Tilapia and other types of fish can be part of a healthy, balanced diet. Fish is a rich source of protein and heart-healthy omega-3 fatty acids. It is low in saturated fat and provides a number of essential vitamins and minerals. However, some people should limit the amount of fish they eat to reduce their exposure to environmental contaminants.
Mercury is a naturally occurring metal that is converted into methylmercury by bacteria in the ocean and waterways. Nearly all types of seafood contain traces of methylmercury. However, certain fish accumulate methylmercury at extremely high levels. Methylmercury is easily absorbed by the human body and acts as a neurotoxin, interfering with the brain and nervous system.
Groups at Risk
Mercury exposure may be particularly dangerous to an unborn baby or young child, because the nervous system is still developing. The U.S. Food and Drug Administration and the Environmental Protection Agency advise all women of child-bearing age to avoid high-mercury fish. Pregnant women, nursing mothers and young children should also avoid high-mercury fish and consume only fish and shellfish that are lower in mercury.
Fish that accumulate very high levels of methylmercury are generally large, predatory ocean fish near the top of the food chain. Tilapia is a smaller, quick-growing and short-lived fish. As such, tilapia has lower levels of methylmercury than many other fish. People from high-risk groups may safely enjoy two 6-oz. servings of tilapia or other low-mercury fish per week.

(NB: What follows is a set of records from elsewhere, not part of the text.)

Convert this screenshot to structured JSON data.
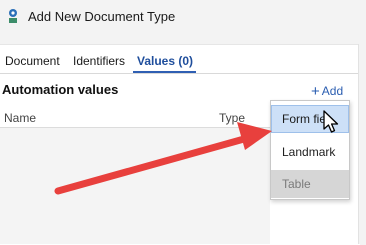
{
  "window": {
    "title": "Add New Document Type",
    "icon": "doc-type-app-icon"
  },
  "tabs": [
    {
      "label": "Document",
      "active": false
    },
    {
      "label": "Identifiers",
      "active": false
    },
    {
      "label": "Values (0)",
      "active": true
    }
  ],
  "section": {
    "title": "Automation values",
    "add_label": "Add",
    "add_icon": "plus-icon"
  },
  "table": {
    "columns": [
      "Name",
      "Type"
    ]
  },
  "dropdown": {
    "items": [
      {
        "label": "Form fie",
        "state": "hover"
      },
      {
        "label": "Landmark",
        "state": "normal"
      },
      {
        "label": "Table",
        "state": "disabled"
      }
    ]
  },
  "colors": {
    "accent": "#2a5db0",
    "hover": "#cde0f7",
    "annotation_arrow": "#e8403d"
  }
}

Other types of low-methylmercury fish include anchovies, butterfish, catfish, croaker, flounder, haddock, herring, mullet, ocean perch, plaice, salmon, sardines, shad, sole, freshwater trout, whitefish and whiting. Many types of shellfish are low in methylmercury, such as oysters, scallops, shrimp, squid, clam, crab and crawfish. Check with your local health authorities for information about the safety of fish you catch yourself.